School staff could not engage in politics under bill passed by House


Public school employees may be banned from using district resources to promote any political candidate or cause.

The House passed HF329, which seeks to prohibit staff from using technology, time, equipment and materials owned by the school for political activity. Rep. Kurt Bills (R-Rosemount) sponsors the measure, which would still allow teachers to disseminate factual information to students.

Following the 73-60 vote, the bill next goes to the Senate, where Sen. Dave Thompson (R-Lakeville) is the sponsor.

Bills said the bill is necessary because teachers in some Minnesota districts had incorporated their personal opinions into the classroom, with the intent to influence students.

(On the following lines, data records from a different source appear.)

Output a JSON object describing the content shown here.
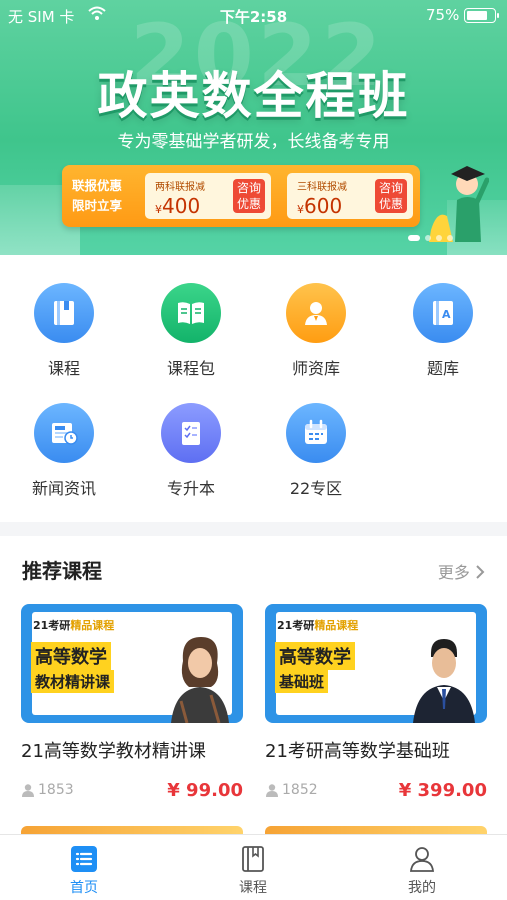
{
  "status_bar": {
    "carrier": "无 SIM 卡",
    "time": "下午2:58",
    "battery_pct": "75%",
    "battery_level": 0.75
  },
  "banner": {
    "bg_year": "2022",
    "title": "政英数全程班",
    "subtitle": "专为零基础学者研发，长线备考专用",
    "promo_label_1": "联报优惠",
    "promo_label_2": "限时立享",
    "coupons": [
      {
        "title": "两科联报减",
        "currency": "¥",
        "amount": "400",
        "cta_1": "咨询",
        "cta_2": "优惠"
      },
      {
        "title": "三科联报减",
        "currency": "¥",
        "amount": "600",
        "cta_1": "咨询",
        "cta_2": "优惠"
      }
    ],
    "carousel_pages": 4,
    "carousel_active": 1
  },
  "menu": {
    "items": [
      {
        "label": "课程",
        "icon": "book-icon"
      },
      {
        "label": "课程包",
        "icon": "open-book-icon"
      },
      {
        "label": "师资库",
        "icon": "teacher-icon"
      },
      {
        "label": "题库",
        "icon": "question-bank-icon"
      },
      {
        "label": "新闻资讯",
        "icon": "news-icon"
      },
      {
        "label": "专升本",
        "icon": "checklist-icon"
      },
      {
        "label": "22专区",
        "icon": "calendar-icon"
      }
    ]
  },
  "recommend": {
    "title": "推荐课程",
    "more": "更多",
    "courses": [
      {
        "thumb_tag_a": "21考研",
        "thumb_tag_b": "精品课程",
        "thumb_line_1": "高等数学",
        "thumb_line_2": "教材精讲课",
        "name": "21高等数学教材精讲课",
        "views": "1853",
        "price": "¥ 99.00"
      },
      {
        "thumb_tag_a": "21考研",
        "thumb_tag_b": "精品课程",
        "thumb_line_1": "高等数学",
        "thumb_line_2": "基础班",
        "name": "21考研高等数学基础班",
        "views": "1852",
        "price": "¥ 399.00"
      }
    ]
  },
  "tabbar": {
    "tabs": [
      {
        "label": "首页",
        "icon": "home-list-icon",
        "active": true
      },
      {
        "label": "课程",
        "icon": "course-book-icon",
        "active": false
      },
      {
        "label": "我的",
        "icon": "profile-icon",
        "active": false
      }
    ]
  },
  "colors": {
    "banner_green": "#3fc58c",
    "accent_blue": "#1e8ff5",
    "price_red": "#e8363a",
    "promo_orange": "#ff9d12"
  }
}
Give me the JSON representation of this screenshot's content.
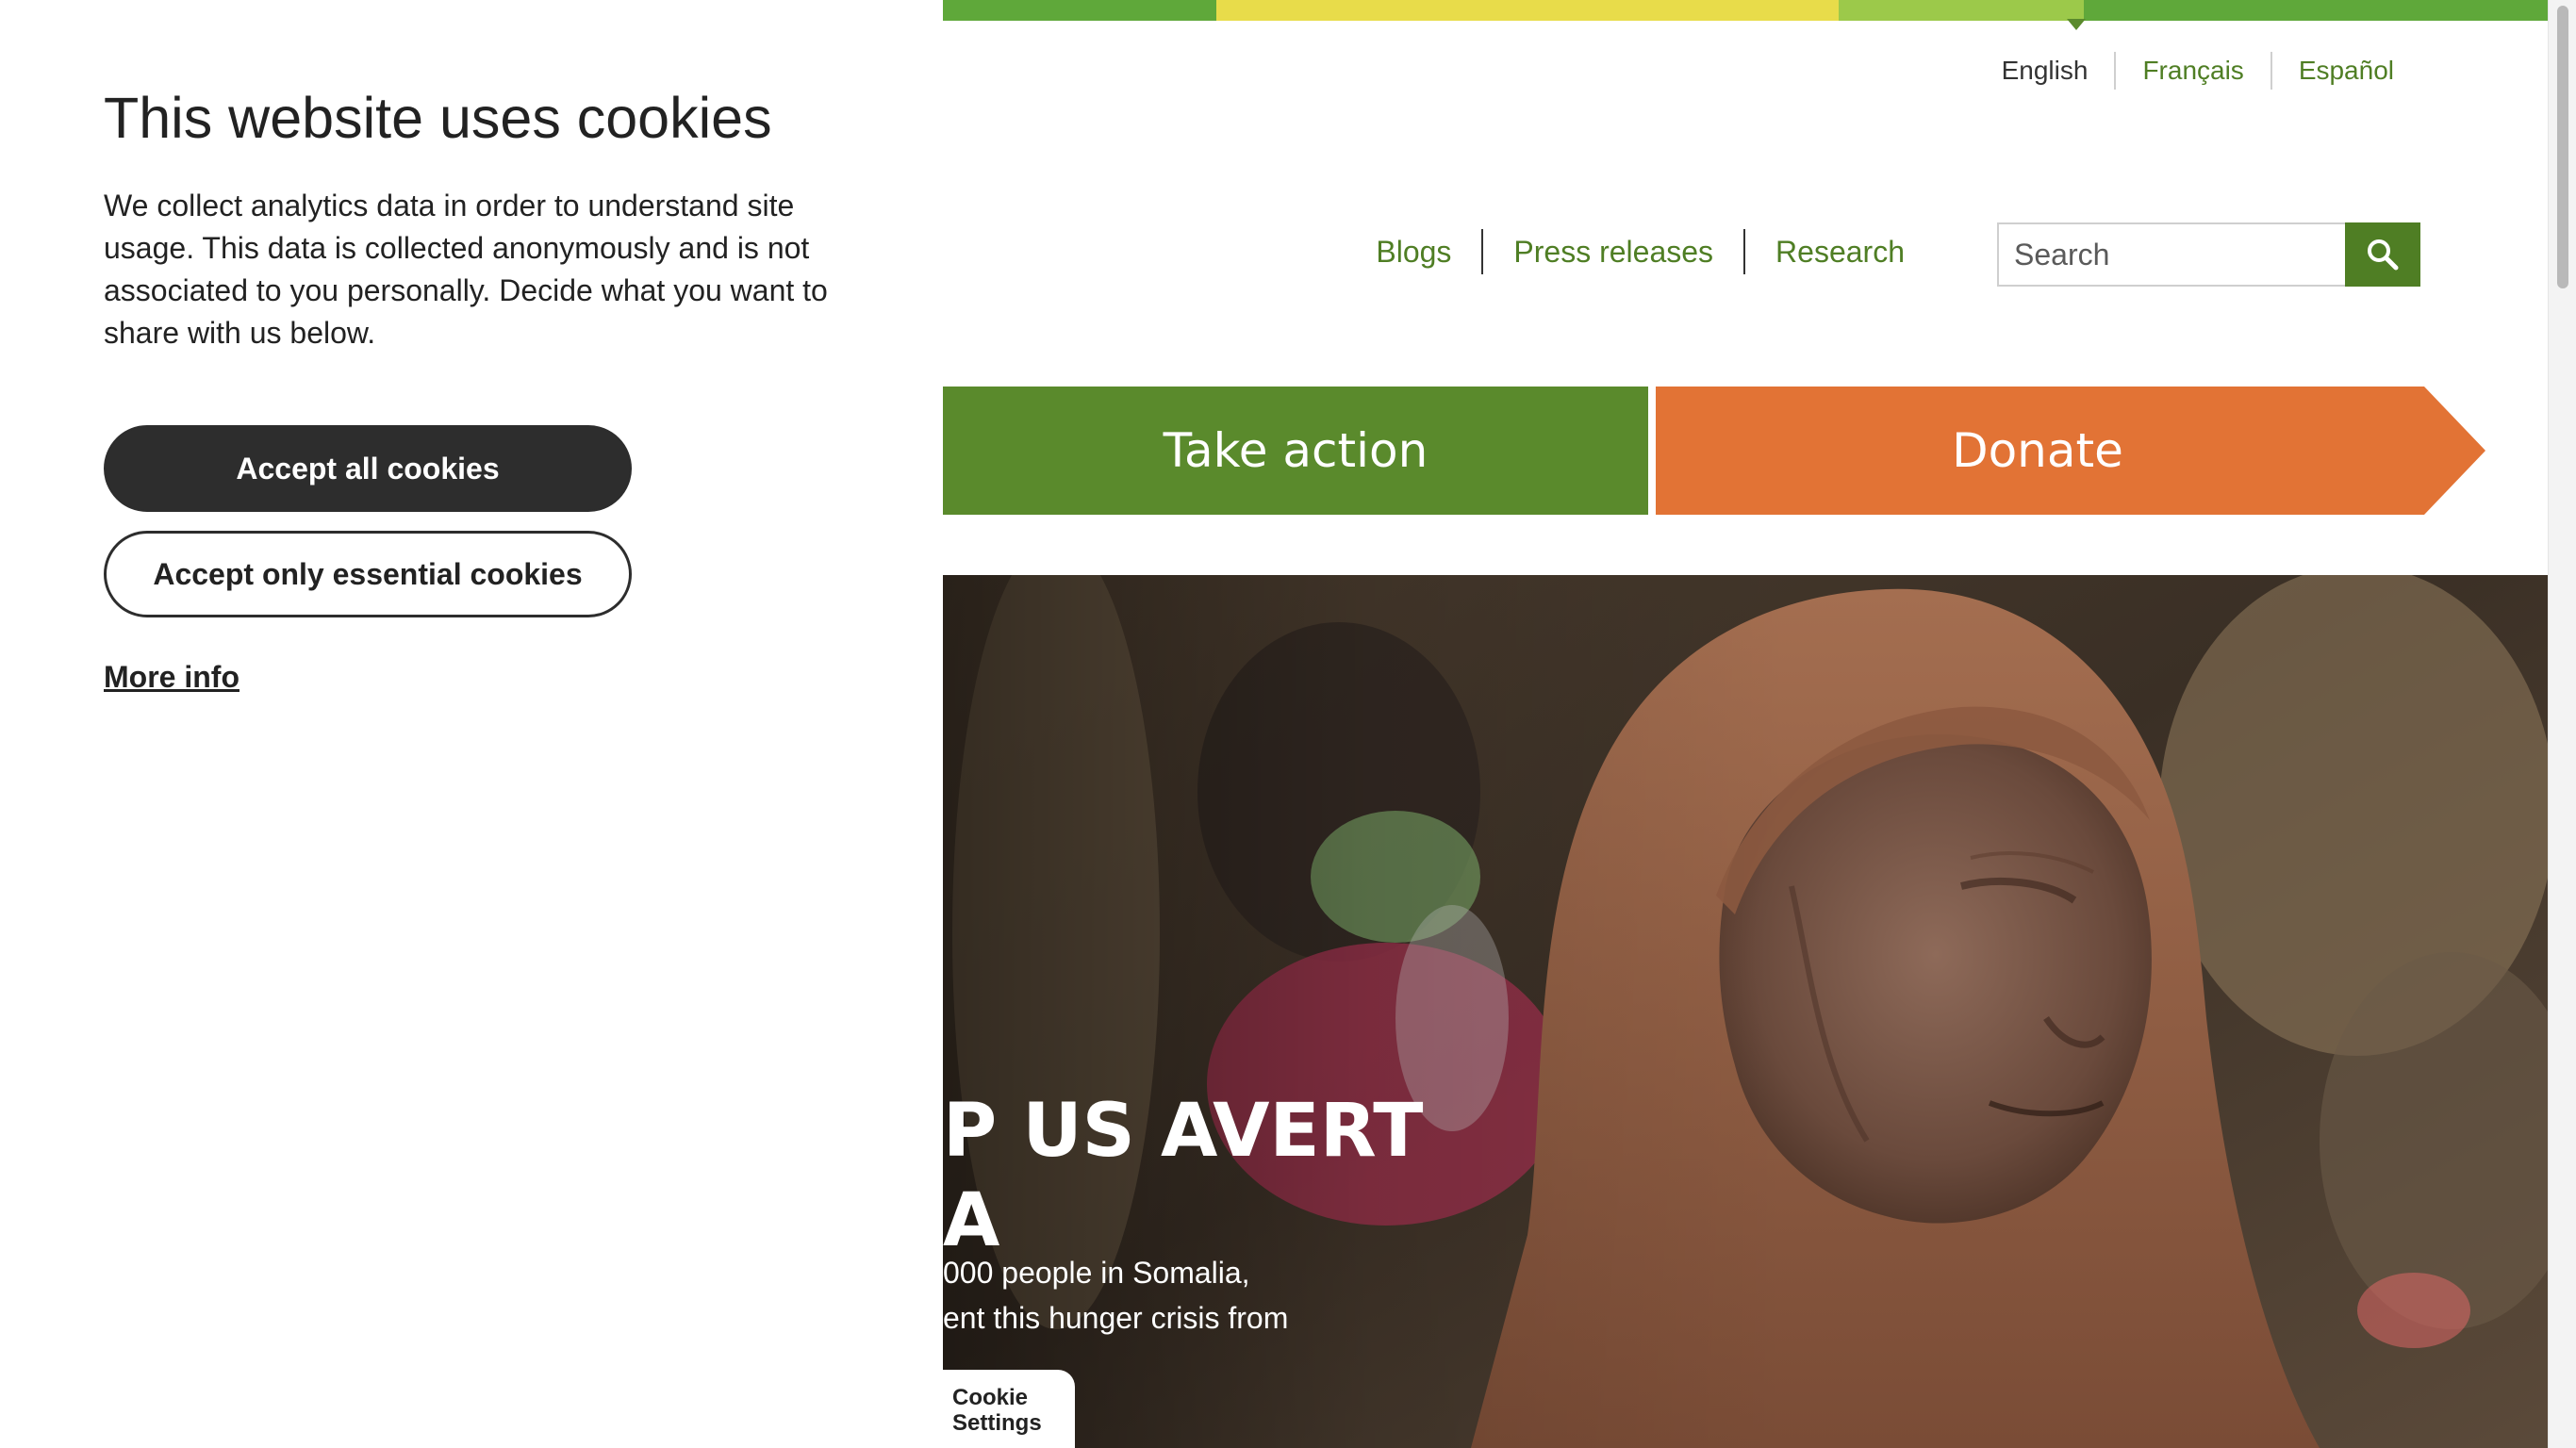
{
  "cookie_banner": {
    "title": "This website uses cookies",
    "description": "We collect analytics data in order to understand site usage. This data is collected anonymously and is not associated to you personally. Decide what you want to share with us below.",
    "accept_all_label": "Accept all cookies",
    "accept_essential_label": "Accept only essential cookies",
    "more_info_label": "More info"
  },
  "languages": {
    "active": "English",
    "others": [
      "Français",
      "Español"
    ]
  },
  "utility_nav": [
    "Blogs",
    "Press releases",
    "Research"
  ],
  "search": {
    "placeholder": "Search",
    "icon": "search-icon"
  },
  "cta": {
    "take_action": "Take action",
    "donate": "Donate"
  },
  "hero": {
    "headline_line1": "P US AVERT",
    "headline_line2": "A",
    "body_line1": "000 people in Somalia,",
    "body_line2": "ent this hunger crisis from"
  },
  "cookie_settings": {
    "line1": "Cookie",
    "line2": "Settings"
  },
  "colors": {
    "brand_green": "#5a8a2c",
    "link_green": "#4f7e24",
    "donate_orange": "#e27335",
    "stripe_yellow": "#e8dc4a",
    "stripe_lime": "#9cc94a",
    "dark_button": "#2d2d2d"
  }
}
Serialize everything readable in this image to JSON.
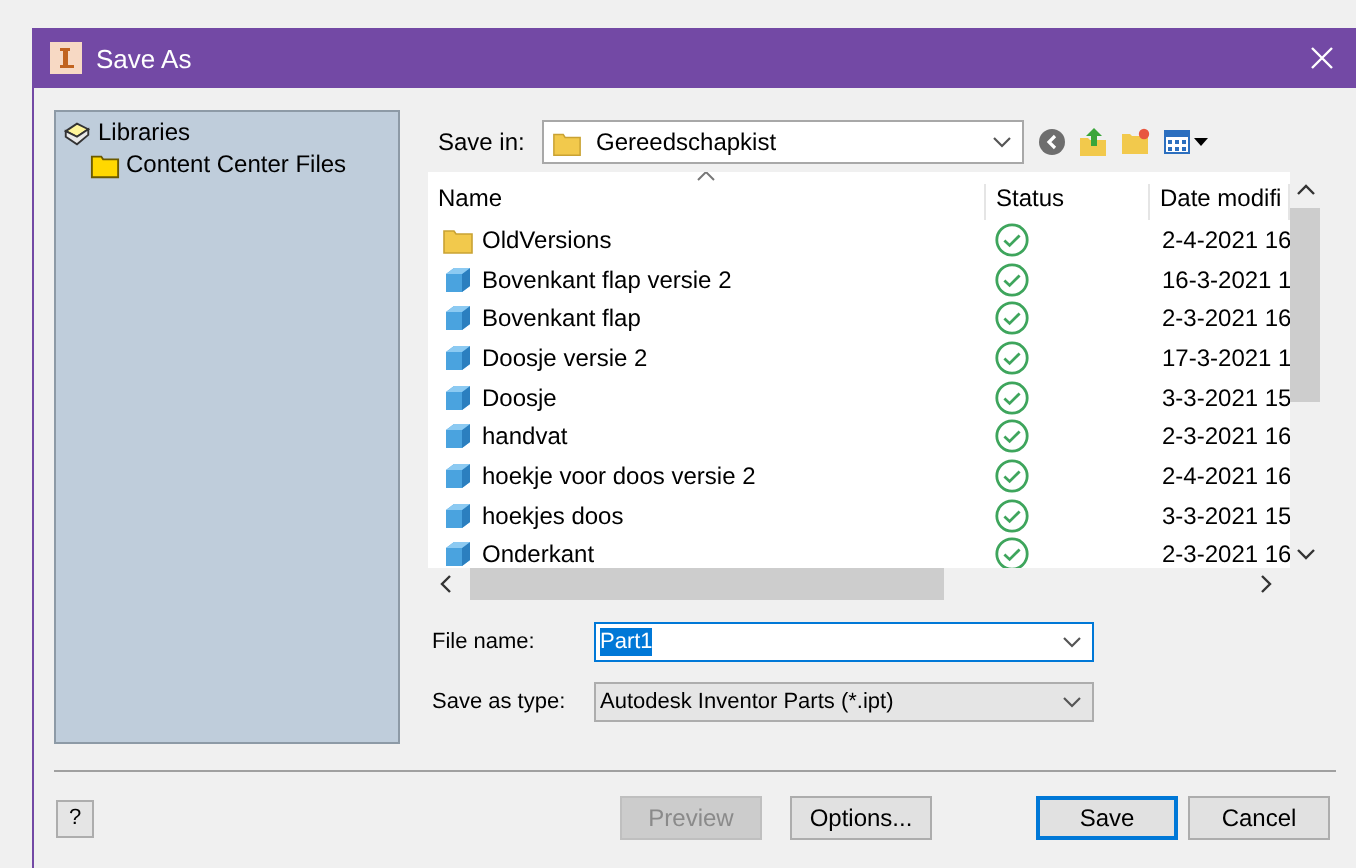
{
  "window": {
    "title": "Save As"
  },
  "sidebar": {
    "items": [
      {
        "label": "Libraries",
        "kind": "library",
        "children": [
          {
            "label": "Content Center Files",
            "kind": "folder"
          }
        ]
      }
    ]
  },
  "save_in": {
    "label": "Save in:",
    "value": "Gereedschapkist"
  },
  "file_list": {
    "columns": [
      "Name",
      "Status",
      "Date modifi"
    ],
    "rows": [
      {
        "name": "OldVersions",
        "kind": "folder",
        "up_to_date": true,
        "date": "2-4-2021 16"
      },
      {
        "name": "Bovenkant flap versie 2",
        "kind": "part",
        "up_to_date": true,
        "date": "16-3-2021 1"
      },
      {
        "name": "Bovenkant flap",
        "kind": "part",
        "up_to_date": true,
        "date": "2-3-2021 16"
      },
      {
        "name": "Doosje versie 2",
        "kind": "part",
        "up_to_date": true,
        "date": "17-3-2021 1"
      },
      {
        "name": "Doosje",
        "kind": "part",
        "up_to_date": true,
        "date": "3-3-2021 15"
      },
      {
        "name": "handvat",
        "kind": "part",
        "up_to_date": true,
        "date": "2-3-2021 16"
      },
      {
        "name": "hoekje voor doos versie 2",
        "kind": "part",
        "up_to_date": true,
        "date": "2-4-2021 16"
      },
      {
        "name": "hoekjes doos",
        "kind": "part",
        "up_to_date": true,
        "date": "3-3-2021 15"
      },
      {
        "name": "Onderkant",
        "kind": "part",
        "up_to_date": true,
        "date": "2-3-2021 16"
      }
    ]
  },
  "file_name": {
    "label": "File name:",
    "value": "Part1",
    "selected": true
  },
  "save_as_type": {
    "label": "Save as type:",
    "value": "Autodesk Inventor Parts (*.ipt)"
  },
  "help": "?",
  "buttons": [
    {
      "label": "Preview",
      "disabled": true,
      "default": false
    },
    {
      "label": "Options...",
      "disabled": false,
      "default": false
    },
    {
      "label": "Save",
      "disabled": false,
      "default": true
    },
    {
      "label": "Cancel",
      "disabled": false,
      "default": false
    }
  ]
}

He added that the bill would not completely prohibit teachers from expressing their political views, but it would not allow them to do so in an “official capacity.”

House Republicans voiced approval for the bill, calling it an appropriate step in ensuring proper use of resources funded by taxpayers.

“It doesn’t throttle the ability of teachers to discuss issues in their classrooms. They just can’t advocate for one position or another,” said Rep. Mary Liz Holberg (R-Lakeville).

DFLers spoke out in opposition to the bill. Rep. Joe Atkins (DFL-Inver Grove Heights) unsuccessfully offered an amendment that would extend the ban to corporations, who would be unable to make independent political expenditures. The speaker ruled his amendment out of order.

Rep. Tom Anzelc (DFL-Balsam Township) worried that the bill would create a chilling effect on schools. He added that open political conversations in schools are beneficial to students.

“Our schools have lifted more people out of poverty than any other institution in this country. And it’s a free flow of ideas and the discourse that allows everyone the opportunity of self expression,” Anzelc said.

The bill also received criticism from Rep. Ryan Winkler (DFL-Golden Valley), who accused Republicans of unfairly attacking public school employees, while leaving others who receive state funds untouched.